What lines of the listing below contain the word "Hudson"? Copy each of them out.
*** Begin section ***
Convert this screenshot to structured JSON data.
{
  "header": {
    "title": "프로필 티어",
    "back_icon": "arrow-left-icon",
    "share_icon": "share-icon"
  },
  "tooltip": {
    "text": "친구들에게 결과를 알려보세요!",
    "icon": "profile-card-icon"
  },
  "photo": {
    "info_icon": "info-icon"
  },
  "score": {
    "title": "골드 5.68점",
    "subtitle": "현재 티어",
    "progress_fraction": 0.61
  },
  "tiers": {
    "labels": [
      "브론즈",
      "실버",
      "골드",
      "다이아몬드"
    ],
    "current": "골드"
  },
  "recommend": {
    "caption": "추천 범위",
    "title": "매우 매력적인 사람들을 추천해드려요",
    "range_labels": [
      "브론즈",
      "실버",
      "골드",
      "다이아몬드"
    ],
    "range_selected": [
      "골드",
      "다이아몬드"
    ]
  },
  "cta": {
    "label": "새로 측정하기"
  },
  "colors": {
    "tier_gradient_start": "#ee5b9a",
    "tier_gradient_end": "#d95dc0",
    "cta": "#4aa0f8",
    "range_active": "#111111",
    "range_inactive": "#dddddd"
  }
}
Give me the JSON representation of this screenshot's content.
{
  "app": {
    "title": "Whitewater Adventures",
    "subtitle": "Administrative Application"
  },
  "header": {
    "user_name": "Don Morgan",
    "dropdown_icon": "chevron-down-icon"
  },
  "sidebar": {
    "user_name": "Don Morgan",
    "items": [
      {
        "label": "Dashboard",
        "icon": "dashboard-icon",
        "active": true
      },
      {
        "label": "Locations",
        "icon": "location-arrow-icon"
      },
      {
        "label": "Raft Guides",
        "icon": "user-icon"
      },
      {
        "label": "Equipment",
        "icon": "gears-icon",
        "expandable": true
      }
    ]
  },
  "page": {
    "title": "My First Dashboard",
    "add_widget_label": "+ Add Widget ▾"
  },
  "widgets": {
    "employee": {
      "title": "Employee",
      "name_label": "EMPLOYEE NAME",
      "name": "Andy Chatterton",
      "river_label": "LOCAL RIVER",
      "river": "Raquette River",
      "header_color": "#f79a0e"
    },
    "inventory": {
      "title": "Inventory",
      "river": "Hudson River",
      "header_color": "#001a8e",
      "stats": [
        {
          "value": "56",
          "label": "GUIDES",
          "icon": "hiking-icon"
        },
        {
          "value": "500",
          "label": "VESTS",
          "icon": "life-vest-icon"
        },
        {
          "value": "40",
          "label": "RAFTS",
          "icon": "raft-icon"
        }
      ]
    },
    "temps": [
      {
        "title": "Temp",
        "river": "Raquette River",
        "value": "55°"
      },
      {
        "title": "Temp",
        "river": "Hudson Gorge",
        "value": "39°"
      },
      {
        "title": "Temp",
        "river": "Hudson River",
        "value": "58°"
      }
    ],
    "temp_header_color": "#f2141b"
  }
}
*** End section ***
EXERCISE ANSWER.
      "river": "Hudson River",
        "river": "Hudson Gorge",
        "river": "Hudson River",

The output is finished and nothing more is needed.